Descending Berwick Hill we were treated to a loud horn fusillade as an overtaking RIM gave vent to his anger at being delayed by all of 5 seconds and I couldn’t help but laugh as, to a man and in perfect unison every single one of us gave the driver our biggest, cheesiest and most cheerful wave.

Splitting from the group I found the approach to the last roundabout before the Heinous Hill uncharacteristically snarled up with traffic.  I slotted into the queue behind a car proudly displaying the bright red badge of Audax UK – the long distance cyclists’ association, and as we crept forward by increments I had the chance for a brief chat with the driver.

He thought I looked particularly vulnerable stuck in the middle of all the traffic and was looking for a way to help me across the roundabout, but as we both finally agreed, things are what they are and there wasn’t a lot either of us could do about it.

Roundabouts and traffic safely negotiated, I thought Mother Nature had saved the final insult for last, as a hail shower accompanied me all the way up the hill.
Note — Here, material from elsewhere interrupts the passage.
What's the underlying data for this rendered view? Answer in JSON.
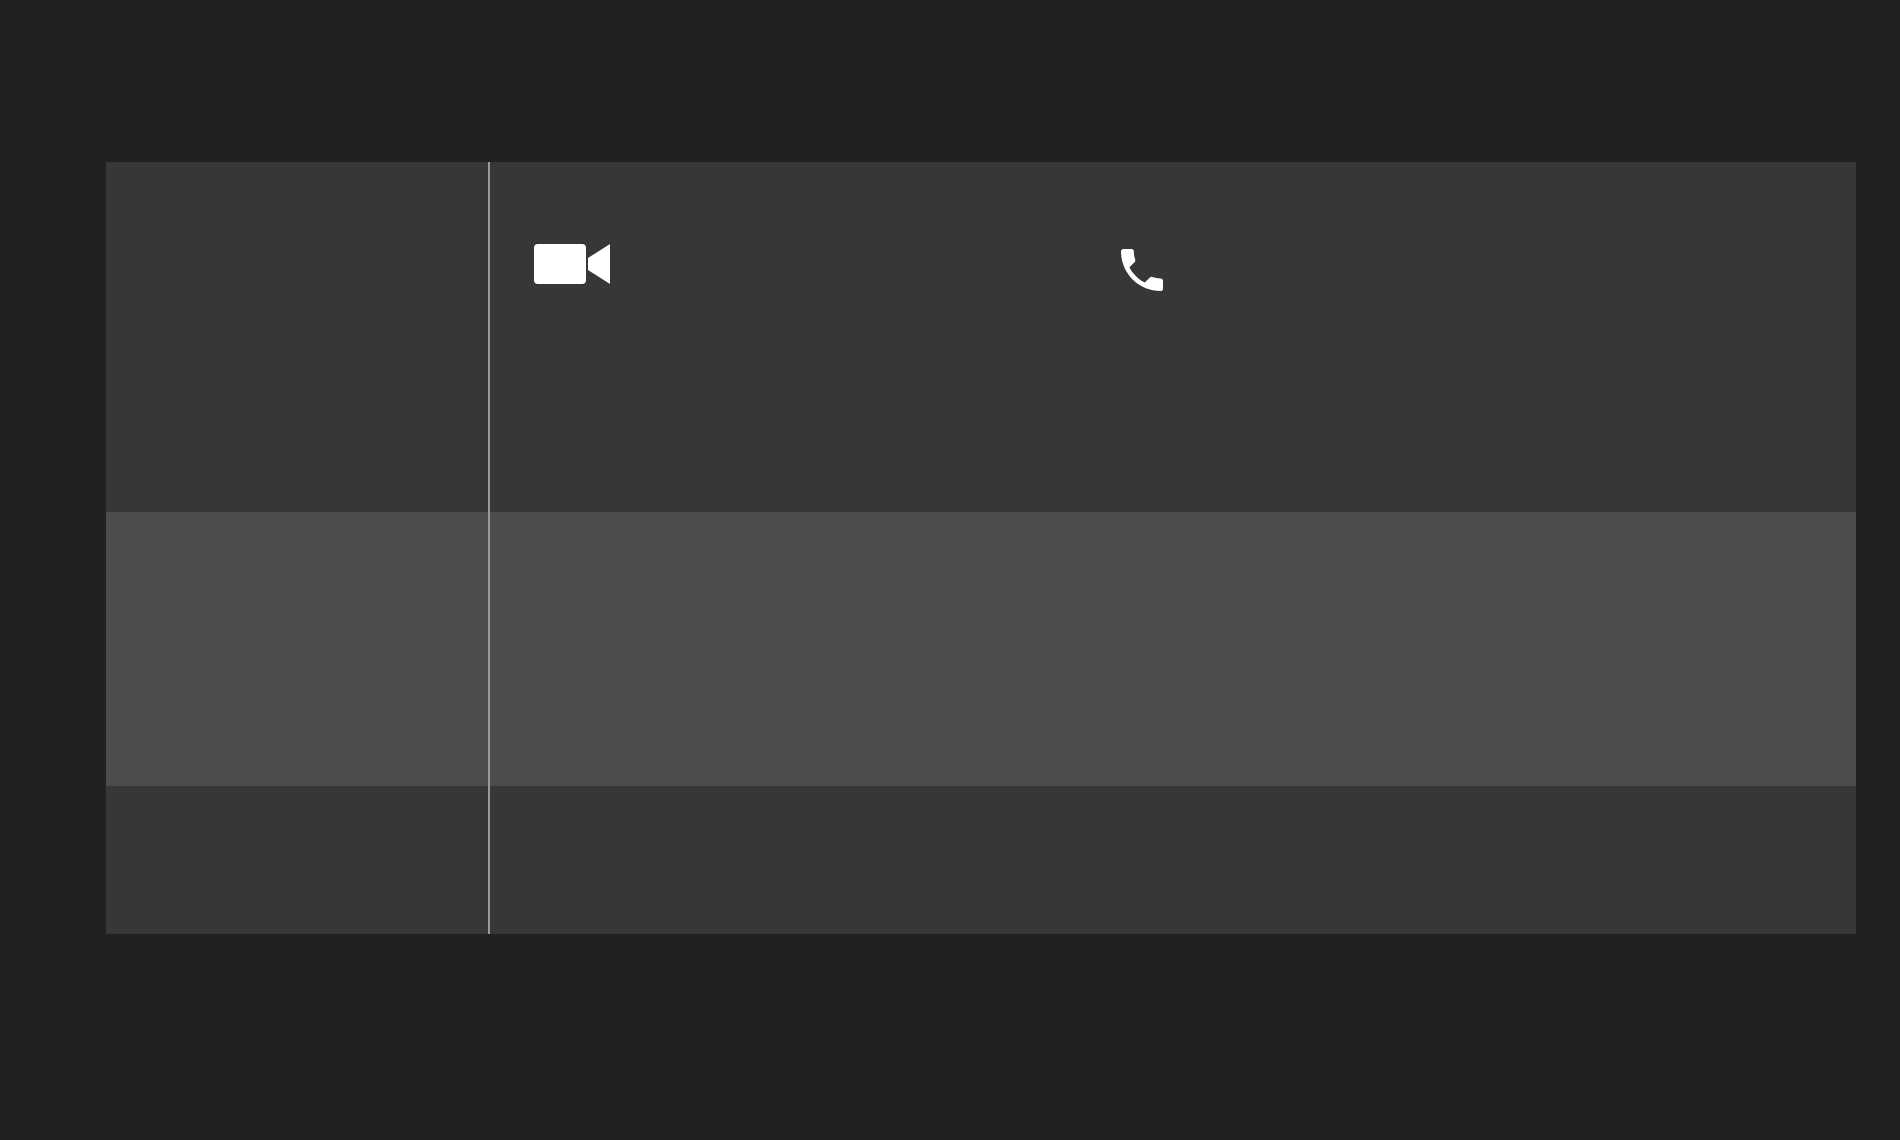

The cruellest twist however was kept for Sunday which dawned, cold but bright, dry and cloudless from horizon to horizon. Maybe next week will be better?


YTD Totals: 2,055 km / 1,277 miles with 19,089 metres of climbing